Dataset rows describing interfaces
=== Section Start ===

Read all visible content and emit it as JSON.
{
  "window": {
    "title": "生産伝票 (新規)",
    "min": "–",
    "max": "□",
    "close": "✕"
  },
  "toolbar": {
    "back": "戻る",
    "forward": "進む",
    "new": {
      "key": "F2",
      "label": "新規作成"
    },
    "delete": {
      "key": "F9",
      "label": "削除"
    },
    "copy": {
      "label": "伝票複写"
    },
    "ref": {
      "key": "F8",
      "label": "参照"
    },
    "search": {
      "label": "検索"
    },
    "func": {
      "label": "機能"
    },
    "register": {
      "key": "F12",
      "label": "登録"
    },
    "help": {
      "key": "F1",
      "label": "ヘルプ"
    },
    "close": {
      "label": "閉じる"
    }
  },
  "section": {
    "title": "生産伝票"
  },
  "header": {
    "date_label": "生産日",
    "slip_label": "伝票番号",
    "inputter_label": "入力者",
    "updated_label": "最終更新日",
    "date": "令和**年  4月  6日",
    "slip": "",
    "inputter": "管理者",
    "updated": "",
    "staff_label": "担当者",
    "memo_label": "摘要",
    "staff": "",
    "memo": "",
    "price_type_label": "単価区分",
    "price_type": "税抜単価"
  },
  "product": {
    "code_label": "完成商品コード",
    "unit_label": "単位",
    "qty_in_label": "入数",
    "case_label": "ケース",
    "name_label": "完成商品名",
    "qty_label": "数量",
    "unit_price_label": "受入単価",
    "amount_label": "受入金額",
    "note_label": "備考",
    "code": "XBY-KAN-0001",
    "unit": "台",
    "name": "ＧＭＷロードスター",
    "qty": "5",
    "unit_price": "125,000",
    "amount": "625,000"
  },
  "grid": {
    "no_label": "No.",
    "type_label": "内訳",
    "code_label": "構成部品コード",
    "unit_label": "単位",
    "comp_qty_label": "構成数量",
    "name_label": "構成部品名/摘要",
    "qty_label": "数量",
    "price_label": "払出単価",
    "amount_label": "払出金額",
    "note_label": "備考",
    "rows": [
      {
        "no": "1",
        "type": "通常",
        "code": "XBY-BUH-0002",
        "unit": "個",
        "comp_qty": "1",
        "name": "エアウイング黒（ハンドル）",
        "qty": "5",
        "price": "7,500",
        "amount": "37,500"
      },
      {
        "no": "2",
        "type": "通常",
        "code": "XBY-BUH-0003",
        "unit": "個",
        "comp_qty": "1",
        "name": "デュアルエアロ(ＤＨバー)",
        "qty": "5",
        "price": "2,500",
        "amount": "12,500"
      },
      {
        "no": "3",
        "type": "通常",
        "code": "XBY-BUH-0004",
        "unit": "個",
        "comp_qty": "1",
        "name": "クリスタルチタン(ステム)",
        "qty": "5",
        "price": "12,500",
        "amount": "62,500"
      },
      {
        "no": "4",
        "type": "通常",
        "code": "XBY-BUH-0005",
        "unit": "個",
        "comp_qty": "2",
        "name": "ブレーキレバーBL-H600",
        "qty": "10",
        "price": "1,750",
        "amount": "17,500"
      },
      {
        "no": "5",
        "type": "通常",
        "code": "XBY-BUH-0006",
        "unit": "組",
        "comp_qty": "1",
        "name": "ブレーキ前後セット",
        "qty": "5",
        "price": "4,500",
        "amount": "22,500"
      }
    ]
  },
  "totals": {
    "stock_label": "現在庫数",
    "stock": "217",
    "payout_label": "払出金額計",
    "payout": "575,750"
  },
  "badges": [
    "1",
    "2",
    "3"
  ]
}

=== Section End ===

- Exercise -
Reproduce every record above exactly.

- Answer to this problem -
Read all visible content and emit it as JSON.
{
  "window": {
    "title": "生産伝票 (新規)",
    "min": "–",
    "max": "□",
    "close": "✕"
  },
  "toolbar": {
    "back": "戻る",
    "forward": "進む",
    "new": {
      "key": "F2",
      "label": "新規作成"
    },
    "delete": {
      "key": "F9",
      "label": "削除"
    },
    "copy": {
      "label": "伝票複写"
    },
    "ref": {
      "key": "F8",
      "label": "参照"
    },
    "search": {
      "label": "検索"
    },
    "func": {
      "label": "機能"
    },
    "register": {
      "key": "F12",
      "label": "登録"
    },
    "help": {
      "key": "F1",
      "label": "ヘルプ"
    },
    "close": {
      "label": "閉じる"
    }
  },
  "section": {
    "title": "生産伝票"
  },
  "header": {
    "date_label": "生産日",
    "slip_label": "伝票番号",
    "inputter_label": "入力者",
    "updated_label": "最終更新日",
    "date": "令和**年  4月  6日",
    "slip": "",
    "inputter": "管理者",
    "updated": "",
    "staff_label": "担当者",
    "memo_label": "摘要",
    "staff": "",
    "memo": "",
    "price_type_label": "単価区分",
    "price_type": "税抜単価"
  },
  "product": {
    "code_label": "完成商品コード",
    "unit_label": "単位",
    "qty_in_label": "入数",
    "case_label": "ケース",
    "name_label": "完成商品名",
    "qty_label": "数量",
    "unit_price_label": "受入単価",
    "amount_label": "受入金額",
    "note_label": "備考",
    "code": "XBY-KAN-0001",
    "unit": "台",
    "name": "ＧＭＷロードスター",
    "qty": "5",
    "unit_price": "125,000",
    "amount": "625,000"
  },
  "grid": {
    "no_label": "No.",
    "type_label": "内訳",
    "code_label": "構成部品コード",
    "unit_label": "単位",
    "comp_qty_label": "構成数量",
    "name_label": "構成部品名/摘要",
    "qty_label": "数量",
    "price_label": "払出単価",
    "amount_label": "払出金額",
    "note_label": "備考",
    "rows": [
      {
        "no": "1",
        "type": "通常",
        "code": "XBY-BUH-0002",
        "unit": "個",
        "comp_qty": "1",
        "name": "エアウイング黒（ハンドル）",
        "qty": "5",
        "price": "7,500",
        "amount": "37,500"
      },
      {
        "no": "2",
        "type": "通常",
        "code": "XBY-BUH-0003",
        "unit": "個",
        "comp_qty": "1",
        "name": "デュアルエアロ(ＤＨバー)",
        "qty": "5",
        "price": "2,500",
        "amount": "12,500"
      },
      {
        "no": "3",
        "type": "通常",
        "code": "XBY-BUH-0004",
        "unit": "個",
        "comp_qty": "1",
        "name": "クリスタルチタン(ステム)",
        "qty": "5",
        "price": "12,500",
        "amount": "62,500"
      },
      {
        "no": "4",
        "type": "通常",
        "code": "XBY-BUH-0005",
        "unit": "個",
        "comp_qty": "2",
        "name": "ブレーキレバーBL-H600",
        "qty": "10",
        "price": "1,750",
        "amount": "17,500"
      },
      {
        "no": "5",
        "type": "通常",
        "code": "XBY-BUH-0006",
        "unit": "組",
        "comp_qty": "1",
        "name": "ブレーキ前後セット",
        "qty": "5",
        "price": "4,500",
        "amount": "22,500"
      }
    ]
  },
  "totals": {
    "stock_label": "現在庫数",
    "stock": "217",
    "payout_label": "払出金額計",
    "payout": "575,750"
  },
  "badges": [
    "1",
    "2",
    "3"
  ]
}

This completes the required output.